by Wes Verde
Honest, intelligent thieves are probably how ‘The Cons’ would describe themselves as they devise evermore clever ways to part the not-so-bright from their money.
However, the three of them, Roy, Victoria, and Urbane, live a fairly hand-to-mouth existence despite their successful career of duplicity. They need a big job and as luck would have it, one comes their way. But, with a murder to navigate, double-dealing, mistaken identity, corruption, and buried secrets, the Cons will need every ounce of their cunning and skill…
The Safe Game is a novel to lose yourself in, it’s long, involving, and incredibly rewarding. Every angle of the narrative is chock-full of detail, observation, intelligent consideration, and something a little bit personal. Verde’s prose is eloquent, sharp, and engaging. There are little, understated flourishes and a subtle surface to his writing that suits the nature of the story and the late 1920s setting.

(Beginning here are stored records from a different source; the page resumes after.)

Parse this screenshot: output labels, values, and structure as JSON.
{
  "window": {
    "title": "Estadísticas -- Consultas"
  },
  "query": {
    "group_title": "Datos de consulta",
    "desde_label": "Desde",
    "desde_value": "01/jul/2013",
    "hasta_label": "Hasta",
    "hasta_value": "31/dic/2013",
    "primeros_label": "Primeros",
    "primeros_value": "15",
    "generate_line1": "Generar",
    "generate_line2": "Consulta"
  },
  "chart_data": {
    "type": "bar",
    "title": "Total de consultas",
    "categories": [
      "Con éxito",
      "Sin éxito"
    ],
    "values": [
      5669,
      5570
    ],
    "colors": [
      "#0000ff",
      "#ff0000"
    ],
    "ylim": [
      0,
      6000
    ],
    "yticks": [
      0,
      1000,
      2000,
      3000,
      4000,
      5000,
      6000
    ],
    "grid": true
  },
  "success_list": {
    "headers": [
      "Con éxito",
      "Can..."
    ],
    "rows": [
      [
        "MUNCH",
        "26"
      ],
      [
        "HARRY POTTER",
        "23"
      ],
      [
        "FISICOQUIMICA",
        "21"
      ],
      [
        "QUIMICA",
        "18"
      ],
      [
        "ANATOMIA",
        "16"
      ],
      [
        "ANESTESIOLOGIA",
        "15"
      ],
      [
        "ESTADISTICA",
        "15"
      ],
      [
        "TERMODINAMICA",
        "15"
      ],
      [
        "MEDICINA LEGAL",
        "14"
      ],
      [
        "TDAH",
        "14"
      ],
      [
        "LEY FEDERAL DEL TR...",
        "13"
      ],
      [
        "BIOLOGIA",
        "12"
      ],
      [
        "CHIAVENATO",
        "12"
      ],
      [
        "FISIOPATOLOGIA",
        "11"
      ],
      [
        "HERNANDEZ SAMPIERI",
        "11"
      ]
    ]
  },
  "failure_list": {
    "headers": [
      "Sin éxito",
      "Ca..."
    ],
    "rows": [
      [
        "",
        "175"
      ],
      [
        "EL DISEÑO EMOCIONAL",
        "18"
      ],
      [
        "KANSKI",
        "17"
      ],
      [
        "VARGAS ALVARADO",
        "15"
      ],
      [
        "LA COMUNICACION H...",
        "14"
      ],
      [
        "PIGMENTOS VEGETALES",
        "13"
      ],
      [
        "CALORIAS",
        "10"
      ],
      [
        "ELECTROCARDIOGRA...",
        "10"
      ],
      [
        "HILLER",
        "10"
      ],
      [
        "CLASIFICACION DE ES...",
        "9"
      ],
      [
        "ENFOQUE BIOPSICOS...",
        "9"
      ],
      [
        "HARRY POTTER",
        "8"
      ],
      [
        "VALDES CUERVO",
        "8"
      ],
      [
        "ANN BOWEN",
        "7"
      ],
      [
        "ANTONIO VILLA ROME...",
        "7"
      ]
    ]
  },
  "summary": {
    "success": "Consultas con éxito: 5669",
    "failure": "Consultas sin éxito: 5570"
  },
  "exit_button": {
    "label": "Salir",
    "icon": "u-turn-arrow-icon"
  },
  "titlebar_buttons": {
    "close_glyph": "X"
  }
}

Indeed, the period is used to good, complementary effect. It’s integral to the action, without overshadowing, and the whole book is shot through with a touch of wry amusement even in the bleakest moments.
Personally, the first half/two-thirds of the novel were the strongest. The beginning of the story, involving the Dollar Machine Game was so alive and immediate. I was instantly transported, not only to time and place but also among the people who are bought richly to life.

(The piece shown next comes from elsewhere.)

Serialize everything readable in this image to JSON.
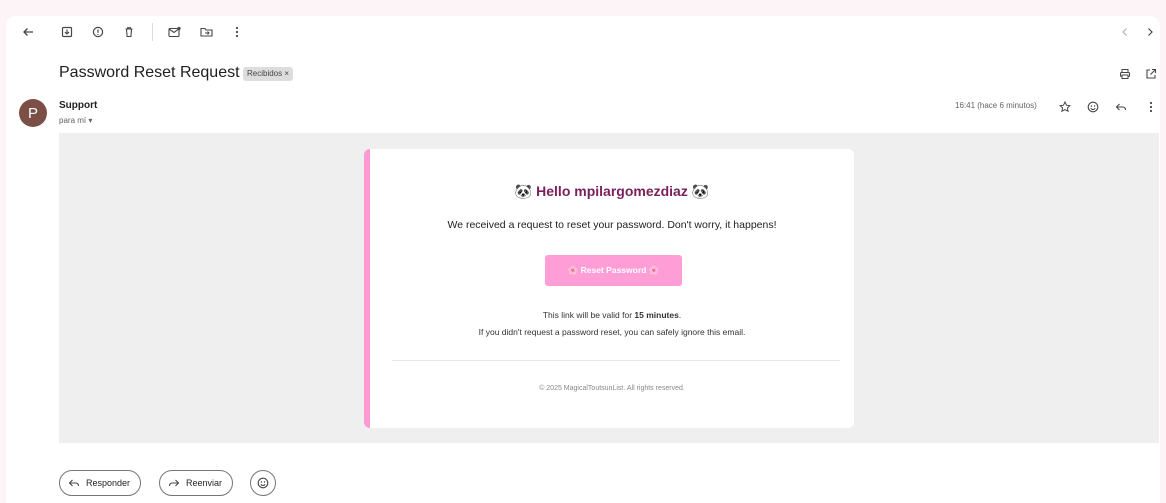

The narrative deftly switches by chapter from person to person, location to location, moving between the characters to tell their story and participate in various areas connected to the main plot before interests begin to converge, although not always in the way the reader expects.
However, the real stars of the book are the three Cons and I flickered between whom I liked the best, finally settling on Urb. There is gentle decency and quiet integrity to him that the other Cons do not possess.
Nonetheless, each of them is, from the very first chapters, very individual, supremely intriguing, and really convincing. Hints of backstory are threaded through their respective chapters, all of which is credible and never too exaggerated or cliched.
Victoria’s story was nicely handled and the reader is given a clear, interesting sense of the vulnerability that she carries so close and masks with varying success. I could have more of her and Urb, both separately and together.
Roy, as the story progresses, became quite unlikable in places. He is selfish, ruthless, and, also, a touch pathetic. Notwithstanding, large areas of the novel become Roy’s story, and there were moments, I did consider whether The Safe Game is two or even three books in one. The subplot with Emma, although fairly compelling, almost felt as if it deserved its own novel.
Consequently, The Safe Game does occasionally feel too protracted but the sheer infectious articulation of Verde’s writing and the scale of his imagination carries the reader along. And, as the action heats up, The Safe Game becomes really quite difficult to put down and is almost too uncomfortably nail-biting in parts.
The twists, turns, and cases of mistaken identity that Willie (“The Rookie) and Roy indulge themselves in are edge-of-the-seat stuff and Verde capably teases the reader with flashes of insight and revelation before snatching them away again and turning them on their head.
Although this is the Cons book, there are some wonderful character vignettes. Hershel, whom the reader meets in the last third of the novel, was a particular favorite.
The Safe Game is a clever, twisting, and highly entertaining novel littered with beguiling and believable characters. Highly recommended.